Of course, we now know what a disaster the Tories and Lib Dems were together, but just think how much mess Labour will also make when the time comes for them to govern again. All the political parties are, quite frankly, an utter shambles, all in it for themselves: Labour spend everything and bankrupt the country, while the Tories give what’s left to their mates. The Lib Dems are a doorstop, while UKIP are a bunch of racists and the Green Party are a bunch of tree-huggers who lead the charge over the pretence that mankind has anything to do with ‘global warming’, which the powers that be changed to ‘climate change’ when they realised the planet had stopped warming and they wanted an easy get-out.
As it came to an end, and Nick Clegg is Deputy Prime Minister, he prophecises in conclusion: “What if people look back on this… on me… and simply don’t agree? What if I’ve made a mistake?“, with his aide replying, “Who knows… the kingmaker may even survive the king.”

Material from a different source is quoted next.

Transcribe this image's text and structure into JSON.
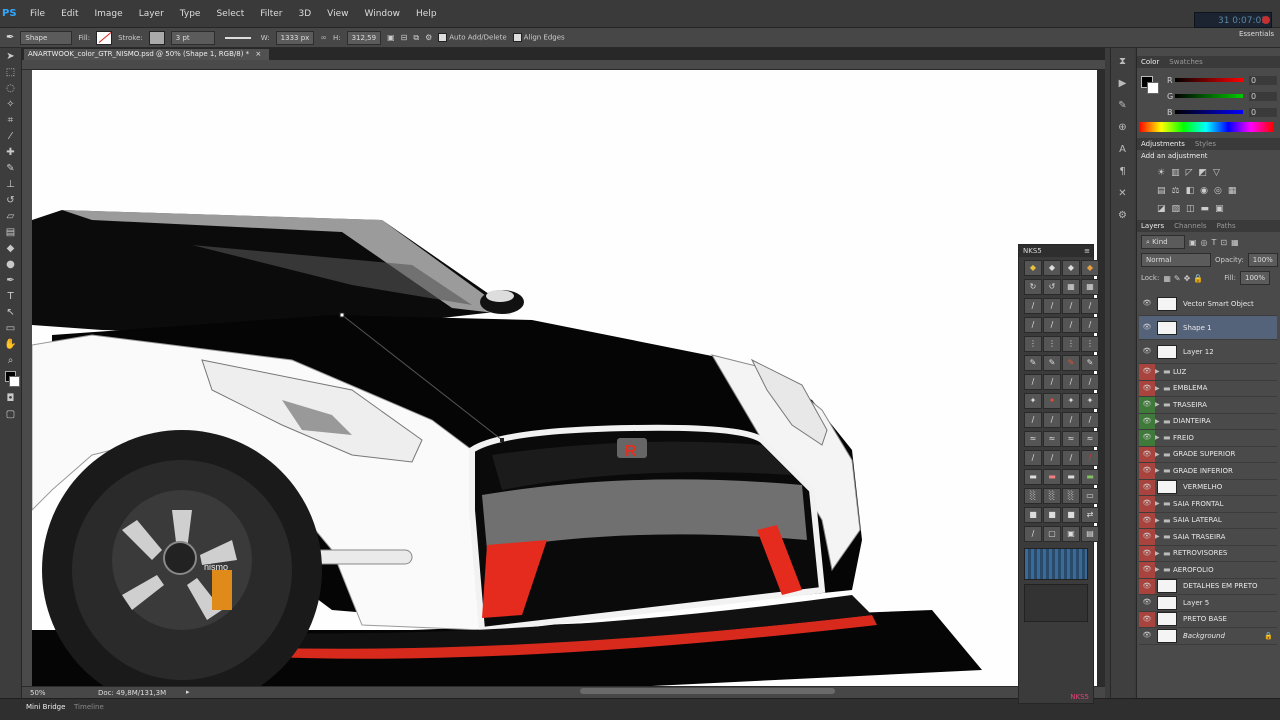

Coalition is an engaging comedy/drama which is worth 75 minutes (plus adverts) of anyone’s time with Messrs Dexter, Grieve, Carvel and Gatiss on top form, and if you enjoyed this then I highly recommend the Danish drama Borgen, as Birgitte Nyborg (Sidse Babett Knudsen) leads the Moderates party into power at the start of three series where no party has won an overall majority and so a coalition must be formed – not just only from two parties, but several, making for one of the most incredible dramas of recent times.
Now, as for who will win on May 7th, I think that if Mark Dexter, Ian Grieve and Bertie Carvel were given the chance to run the country together, they’d no doubt do a damn better job than the current clowns…
Coalition is repeated tonight on 4Seven at 11pm and you can watch it on 4OD here.
Director: Alex Holmes
Producers: Sarah Curtis and Dixie Linder
Screenplay: James Graham
Music: Samuel Sim
David Cameron: Mark Dexter
Gordon Brown: Ian Grieve
Nick Clegg: Bertie Carvel
Peter Mandelson: Mark Gatiss
Paddy Ashdown: Donald Sumpter
Danny Alexander: Chris Larkin
George Osborne: Sebastian Armesto
Harriet Harman: Deborah Findlay
Buchanan: Michael Cochrane
Miriam Clegg: Marta Barrio
Patrick McLoughlin: Nick Holder
David Laws: Richard Teverson
Stewart Wood: Duncan Wisbey
Gus O’Donnell: David Annen
Labour aide: Leah Perkins
Liberal Democrat Aide: James Francis Andrews
Lib Dem Aide: Ben Abell
Lib Dem MP 2: Michael Sheldon
Samantha Cameron: Sally Scott
Andy Coulson: Andrew Bone
Sue Nye: Terry Diab
Ed Balls: Nicholas Burns
Ed Llewelyn: Steve Conway
William Hague: Alex Avery
Jeremy Heywood: Adam James
Sarah Brown: Caroline Fitzgerald
Police Officer: Lee Nicholas Harris
Reviewer of movies, videogames and music since 1994. Aortic valve operation survivor from the same year. Running DVDfever.co.uk since 2000. Nobel Peace Prize winner 2021.